Coded on Axis II.
Patients often lack insight regarding the connection between their behaviors and interpersonal difficulties
More common in males, the young, poorly educated, and unemployed
Highly comorbid with Axis I disorders

Personality disorders are divided into 3 clusters
o Cluster A: Appears odd and eccentric – “mad”

• Paranoid
• Suspects others are exploiting, harming or deceiving them, doubts trustworthiness of others, interprets benign remarks as demeaning, bears grudge, concerned of partners fidelity
• Treatment - psychotherapy
• Schizoid
• Neither desires nor enjoys close relationships, isolated, chooses solitary activities; indifferent to praise or criticism, emotional detachment
• Treatment - psychotherapy
• Schizotypal
• Odd beliefs/thinking/speech pattern, eccentric behavior, unusual perceptual experience
• Treatment - psychotherapy, social skills training, low-dose anti-psychotics


o Cluster B: Dramatic, emotional, and erratic – “bad”

• Borderline
• Frantic efforts to avoid abandonment, unstable relationships, impulsivity, affective and emotional instability, self-harm/suicidal behaviour, chronic feelings of emptiness
• Use of Splitting as defense mechanism
• Treatment - psychotherapy, group psychotherapy, CB, dialectical behavioural therapy, low dose anti-psychotics/anti-depressants
• Antisocial
• Criminal, aggressive, irresponsible behavior, lack of remorse, symptoms of conduct disorder before age 15
• Treatment – Support groups, behaviour control, control of substance abuse
• Narcissistic
• Exaggerated sense of self-importance, believes they are special, preoccupied with fantasies of unlimited success, power, beauty, love
• Treatment - psychotherapy
• Histrionic
• Not comfortable unless center of attention, dramatic/exaggerated expression of emotions, inappropriately sexually seductive
• Treatment - psychotherapy


o Cluster C: Anxiety, fearfulness, constricted affect – “sad”

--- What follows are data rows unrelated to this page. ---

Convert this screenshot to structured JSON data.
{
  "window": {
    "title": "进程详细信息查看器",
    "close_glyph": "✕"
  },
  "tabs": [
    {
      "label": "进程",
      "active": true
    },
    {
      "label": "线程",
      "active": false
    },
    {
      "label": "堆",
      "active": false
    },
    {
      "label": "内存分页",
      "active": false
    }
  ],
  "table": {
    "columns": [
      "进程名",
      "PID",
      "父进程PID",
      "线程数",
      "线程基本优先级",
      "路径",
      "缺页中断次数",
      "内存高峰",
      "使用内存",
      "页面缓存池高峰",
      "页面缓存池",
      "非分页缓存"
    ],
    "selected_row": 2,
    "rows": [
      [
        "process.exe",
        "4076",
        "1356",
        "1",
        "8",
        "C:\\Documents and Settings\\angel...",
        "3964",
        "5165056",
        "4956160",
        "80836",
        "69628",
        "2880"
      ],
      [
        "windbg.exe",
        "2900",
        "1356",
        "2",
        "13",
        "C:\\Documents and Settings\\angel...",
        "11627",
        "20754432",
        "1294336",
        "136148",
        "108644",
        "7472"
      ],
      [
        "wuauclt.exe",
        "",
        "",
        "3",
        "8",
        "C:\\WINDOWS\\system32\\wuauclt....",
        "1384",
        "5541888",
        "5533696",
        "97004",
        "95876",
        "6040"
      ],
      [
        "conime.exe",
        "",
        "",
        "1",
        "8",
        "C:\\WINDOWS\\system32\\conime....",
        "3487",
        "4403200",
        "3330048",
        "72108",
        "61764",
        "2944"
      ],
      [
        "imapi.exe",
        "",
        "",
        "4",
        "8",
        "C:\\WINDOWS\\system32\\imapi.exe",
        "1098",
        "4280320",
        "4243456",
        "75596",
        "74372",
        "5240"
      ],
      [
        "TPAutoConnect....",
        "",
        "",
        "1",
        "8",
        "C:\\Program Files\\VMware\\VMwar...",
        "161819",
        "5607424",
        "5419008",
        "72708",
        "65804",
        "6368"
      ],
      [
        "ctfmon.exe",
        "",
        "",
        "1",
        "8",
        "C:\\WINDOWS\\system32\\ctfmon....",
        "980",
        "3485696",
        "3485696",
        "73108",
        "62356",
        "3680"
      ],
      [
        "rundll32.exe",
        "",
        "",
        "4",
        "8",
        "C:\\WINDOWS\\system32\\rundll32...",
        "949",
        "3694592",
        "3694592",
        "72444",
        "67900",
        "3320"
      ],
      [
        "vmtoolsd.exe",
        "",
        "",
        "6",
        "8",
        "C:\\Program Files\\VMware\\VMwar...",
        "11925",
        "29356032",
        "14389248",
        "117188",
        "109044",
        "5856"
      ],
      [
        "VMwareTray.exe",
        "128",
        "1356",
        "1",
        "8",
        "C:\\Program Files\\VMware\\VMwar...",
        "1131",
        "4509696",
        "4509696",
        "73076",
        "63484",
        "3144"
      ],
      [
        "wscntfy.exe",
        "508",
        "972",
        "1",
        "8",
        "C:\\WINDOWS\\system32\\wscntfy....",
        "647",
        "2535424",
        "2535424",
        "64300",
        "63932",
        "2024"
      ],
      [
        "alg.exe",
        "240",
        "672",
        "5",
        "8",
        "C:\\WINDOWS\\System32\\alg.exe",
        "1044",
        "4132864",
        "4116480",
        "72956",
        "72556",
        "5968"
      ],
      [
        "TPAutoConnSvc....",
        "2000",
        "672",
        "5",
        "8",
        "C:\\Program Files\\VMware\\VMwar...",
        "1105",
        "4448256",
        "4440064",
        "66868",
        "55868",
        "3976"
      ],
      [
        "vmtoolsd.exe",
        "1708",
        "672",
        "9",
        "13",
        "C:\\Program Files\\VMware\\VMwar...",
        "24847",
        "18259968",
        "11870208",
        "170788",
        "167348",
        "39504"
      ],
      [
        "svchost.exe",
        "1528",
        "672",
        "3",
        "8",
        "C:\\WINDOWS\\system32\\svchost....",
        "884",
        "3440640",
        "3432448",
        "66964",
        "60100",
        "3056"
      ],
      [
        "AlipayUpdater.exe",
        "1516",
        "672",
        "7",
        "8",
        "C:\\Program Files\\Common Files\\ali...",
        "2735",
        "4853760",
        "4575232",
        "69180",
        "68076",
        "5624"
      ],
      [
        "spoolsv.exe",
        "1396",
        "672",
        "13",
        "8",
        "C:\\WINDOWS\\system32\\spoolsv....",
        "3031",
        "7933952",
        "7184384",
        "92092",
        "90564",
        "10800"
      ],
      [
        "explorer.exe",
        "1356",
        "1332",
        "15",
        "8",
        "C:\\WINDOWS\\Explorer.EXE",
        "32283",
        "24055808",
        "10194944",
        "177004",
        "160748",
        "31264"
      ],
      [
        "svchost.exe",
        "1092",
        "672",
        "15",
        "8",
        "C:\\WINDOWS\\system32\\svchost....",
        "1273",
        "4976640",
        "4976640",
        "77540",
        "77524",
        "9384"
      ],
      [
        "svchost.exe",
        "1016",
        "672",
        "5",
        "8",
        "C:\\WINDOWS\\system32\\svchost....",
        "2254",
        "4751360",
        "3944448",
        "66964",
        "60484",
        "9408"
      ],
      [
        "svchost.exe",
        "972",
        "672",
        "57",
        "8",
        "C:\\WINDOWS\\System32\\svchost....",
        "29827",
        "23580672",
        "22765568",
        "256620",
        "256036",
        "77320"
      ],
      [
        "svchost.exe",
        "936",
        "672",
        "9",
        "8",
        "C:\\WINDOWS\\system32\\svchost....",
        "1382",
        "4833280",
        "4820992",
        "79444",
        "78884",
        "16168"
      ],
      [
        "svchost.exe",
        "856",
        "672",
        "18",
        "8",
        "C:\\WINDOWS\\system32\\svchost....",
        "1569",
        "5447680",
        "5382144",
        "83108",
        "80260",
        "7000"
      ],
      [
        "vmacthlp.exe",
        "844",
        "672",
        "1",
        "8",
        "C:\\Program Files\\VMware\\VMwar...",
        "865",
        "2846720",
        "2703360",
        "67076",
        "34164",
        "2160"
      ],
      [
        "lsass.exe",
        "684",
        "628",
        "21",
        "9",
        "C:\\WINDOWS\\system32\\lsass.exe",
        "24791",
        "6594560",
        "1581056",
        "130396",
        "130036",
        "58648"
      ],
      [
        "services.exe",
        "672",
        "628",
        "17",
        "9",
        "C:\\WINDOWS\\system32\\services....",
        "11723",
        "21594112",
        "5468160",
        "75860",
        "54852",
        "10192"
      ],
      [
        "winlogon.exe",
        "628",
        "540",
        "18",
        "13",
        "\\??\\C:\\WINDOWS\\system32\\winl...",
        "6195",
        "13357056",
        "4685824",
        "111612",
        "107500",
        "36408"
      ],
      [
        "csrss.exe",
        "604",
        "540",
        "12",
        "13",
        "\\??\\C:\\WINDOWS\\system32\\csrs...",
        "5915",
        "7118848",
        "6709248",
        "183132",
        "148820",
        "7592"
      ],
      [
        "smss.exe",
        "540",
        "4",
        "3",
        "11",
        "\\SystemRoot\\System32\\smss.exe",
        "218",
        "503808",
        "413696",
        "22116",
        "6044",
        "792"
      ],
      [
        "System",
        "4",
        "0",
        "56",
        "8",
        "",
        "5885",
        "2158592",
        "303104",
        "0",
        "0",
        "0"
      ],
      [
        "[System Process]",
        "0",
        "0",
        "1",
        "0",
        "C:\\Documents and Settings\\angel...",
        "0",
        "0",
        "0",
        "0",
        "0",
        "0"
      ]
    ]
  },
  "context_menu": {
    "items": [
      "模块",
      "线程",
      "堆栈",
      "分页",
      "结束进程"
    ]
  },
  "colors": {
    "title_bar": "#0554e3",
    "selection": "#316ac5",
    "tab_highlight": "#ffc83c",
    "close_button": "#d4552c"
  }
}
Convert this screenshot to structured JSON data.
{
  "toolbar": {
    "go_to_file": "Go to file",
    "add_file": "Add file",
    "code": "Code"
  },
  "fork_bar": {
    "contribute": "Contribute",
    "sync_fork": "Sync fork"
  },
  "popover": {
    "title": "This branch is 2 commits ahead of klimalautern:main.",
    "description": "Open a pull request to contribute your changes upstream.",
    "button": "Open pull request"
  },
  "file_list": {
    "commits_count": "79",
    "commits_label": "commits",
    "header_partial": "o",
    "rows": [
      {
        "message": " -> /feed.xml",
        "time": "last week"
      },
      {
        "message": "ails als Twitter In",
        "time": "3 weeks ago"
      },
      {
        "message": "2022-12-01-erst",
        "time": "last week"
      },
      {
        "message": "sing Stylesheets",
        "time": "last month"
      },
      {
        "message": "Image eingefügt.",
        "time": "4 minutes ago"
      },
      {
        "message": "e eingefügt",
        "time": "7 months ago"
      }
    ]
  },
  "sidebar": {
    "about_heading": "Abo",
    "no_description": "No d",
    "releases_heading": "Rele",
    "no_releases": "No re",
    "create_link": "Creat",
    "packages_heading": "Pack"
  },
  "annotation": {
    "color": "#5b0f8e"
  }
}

• Avoidant
• Avoids activities and interpersonal contact due to fear of criticism or rejection, views self as inferior.
• Treatment – psychotherapy, CBT, systematic desensitization, assertiveness training
• Dependent
• Needs others to assume responsibility for most areas of life and decision-making
• Treatment – psychotherapy, CBT, group therapy, assertiveness training, social skills training
• Obsessive-Compulsive
• Perfectionism interferes with task completion, pre-occupied with details, inflexible morals, reluctant to delegate, excessively devoted to work.
o In OCPD symptoms are ego-syntonic (person is unaware of abnormal traits and consistent with their way of thinking.
o In OCD symptoms are ego-dystonic (realizes the obsessions are not-reasonable).
• Treatment – psychotherapy, group therapy, CBT


General Management for PD
o Develop a treatment plan early on
o Treatment may involve combination of:

• Individual therapy
• Group therapy
• Self-education
• Substance abuse treatment
• Medication
• Hospitalization at times of crisis

o Compliance with treatment plans is often an issue
o Clearly establish and set limits in dealing with patients with identified personality disorder eg.

• Appointment length
• Drug prescribing
• Accessibility

o Look for medical and psychiatric diagnoses when the patient presents for assessment of new or changed symptoms (patients with PD develop medical and psychiatric conditions too).
o Limit the use of benzodiazepines, but use them judiciously when necessary.
o When seeing a patient whom others have previously identified as having PD, evaluate the person yourself because the diagnosis may be wrong and the label has significant repercussions.
o Be aware of counter-transference in doctor-patient relationship

Study Guide

Personality Disorder

Resources

DSM-IV-TR
Uptodate
Toronto Notes 2007